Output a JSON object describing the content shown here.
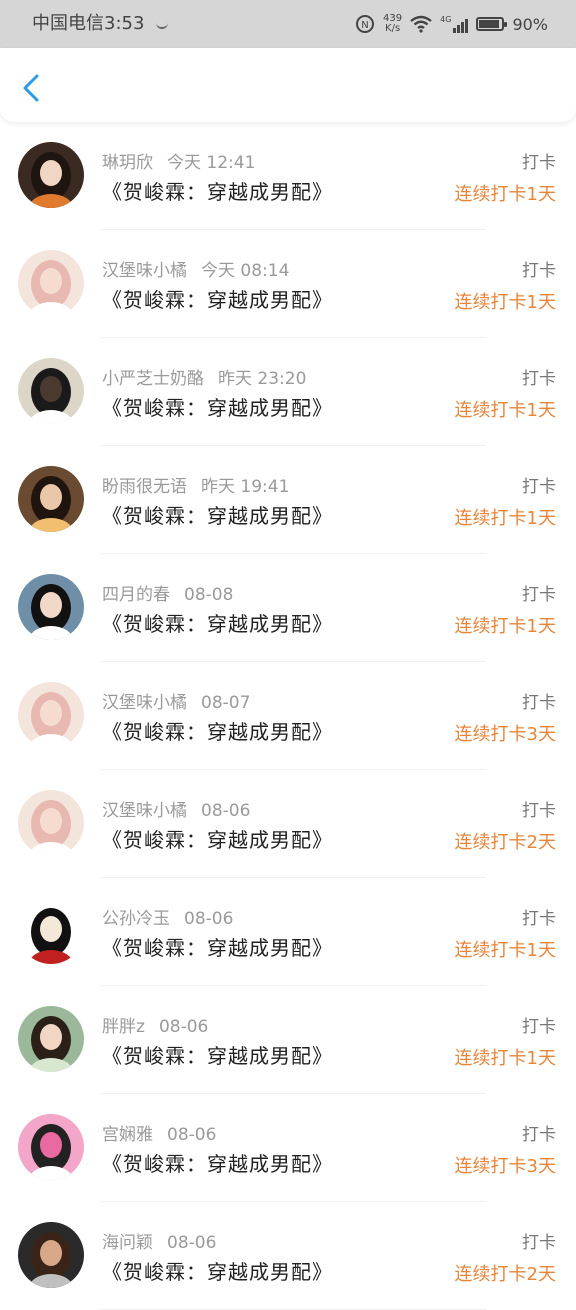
{
  "status_bar": {
    "carrier_time": "中国电信3:53",
    "speed_value": "439",
    "speed_unit": "K/s",
    "network": "4G",
    "battery_text": "90%",
    "battery_level": 0.9
  },
  "header": {
    "back_icon": "chevron-left-icon",
    "accent_color": "#2a9be6"
  },
  "checkins": [
    {
      "name": "琳玥欣",
      "time": "今天 12:41",
      "book": "《贺峻霖：穿越成男配》",
      "action": "打卡",
      "streak": "连续打卡1天"
    },
    {
      "name": "汉堡味小橘",
      "time": "今天 08:14",
      "book": "《贺峻霖：穿越成男配》",
      "action": "打卡",
      "streak": "连续打卡1天"
    },
    {
      "name": "小严芝士奶酪",
      "time": "昨天 23:20",
      "book": "《贺峻霖：穿越成男配》",
      "action": "打卡",
      "streak": "连续打卡1天"
    },
    {
      "name": "盼雨很无语",
      "time": "昨天 19:41",
      "book": "《贺峻霖：穿越成男配》",
      "action": "打卡",
      "streak": "连续打卡1天"
    },
    {
      "name": "四月的春",
      "time": "08-08",
      "book": "《贺峻霖：穿越成男配》",
      "action": "打卡",
      "streak": "连续打卡1天"
    },
    {
      "name": "汉堡味小橘",
      "time": "08-07",
      "book": "《贺峻霖：穿越成男配》",
      "action": "打卡",
      "streak": "连续打卡3天"
    },
    {
      "name": "汉堡味小橘",
      "time": "08-06",
      "book": "《贺峻霖：穿越成男配》",
      "action": "打卡",
      "streak": "连续打卡2天"
    },
    {
      "name": "公孙冷玉",
      "time": "08-06",
      "book": "《贺峻霖：穿越成男配》",
      "action": "打卡",
      "streak": "连续打卡1天"
    },
    {
      "name": "胖胖z",
      "time": "08-06",
      "book": "《贺峻霖：穿越成男配》",
      "action": "打卡",
      "streak": "连续打卡1天"
    },
    {
      "name": "宫娴雅",
      "time": "08-06",
      "book": "《贺峻霖：穿越成男配》",
      "action": "打卡",
      "streak": "连续打卡3天"
    },
    {
      "name": "海问颖",
      "time": "08-06",
      "book": "《贺峻霖：穿越成男配》",
      "action": "打卡",
      "streak": "连续打卡2天"
    }
  ],
  "avatar_styles": [
    {
      "bg": "#3a2a22",
      "face": "#f1d6c4",
      "hair": "#1e1410",
      "accent": "#e07a2e"
    },
    {
      "bg": "#f3e4dc",
      "face": "#f6dccf",
      "hair": "#e8b9b0",
      "accent": "#ffffff"
    },
    {
      "bg": "#dcd6c8",
      "face": "#4a3a30",
      "hair": "#1a1a1a",
      "accent": "#ffffff"
    },
    {
      "bg": "#6a4a30",
      "face": "#e8c8a8",
      "hair": "#20140e",
      "accent": "#f0c070"
    },
    {
      "bg": "#6f8fa8",
      "face": "#f1d8c8",
      "hair": "#111111",
      "accent": "#ffffff"
    },
    {
      "bg": "#f3e4dc",
      "face": "#f6dccf",
      "hair": "#e8b9b0",
      "accent": "#ffffff"
    },
    {
      "bg": "#f3e4dc",
      "face": "#f6dccf",
      "hair": "#e8b9b0",
      "accent": "#ffffff"
    },
    {
      "bg": "#ffffff",
      "face": "#f4e8d8",
      "hair": "#111111",
      "accent": "#c02020"
    },
    {
      "bg": "#9bb89a",
      "face": "#f1d6c4",
      "hair": "#2a2018",
      "accent": "#d8e8d0"
    },
    {
      "bg": "#f4a6c8",
      "face": "#e86aa0",
      "hair": "#222222",
      "accent": "#ffffff"
    },
    {
      "bg": "#2a2a2a",
      "face": "#d8a888",
      "hair": "#3a2418",
      "accent": "#c0c0c0"
    }
  ]
}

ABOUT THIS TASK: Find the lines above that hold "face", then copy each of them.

RESULT:
      "face": "#f1d6c4",
      "face": "#f6dccf",
      "face": "#4a3a30",
      "face": "#e8c8a8",
      "face": "#f1d8c8",
      "face": "#f6dccf",
      "face": "#f6dccf",
      "face": "#f4e8d8",
      "face": "#f1d6c4",
      "face": "#e86aa0",
      "face": "#d8a888",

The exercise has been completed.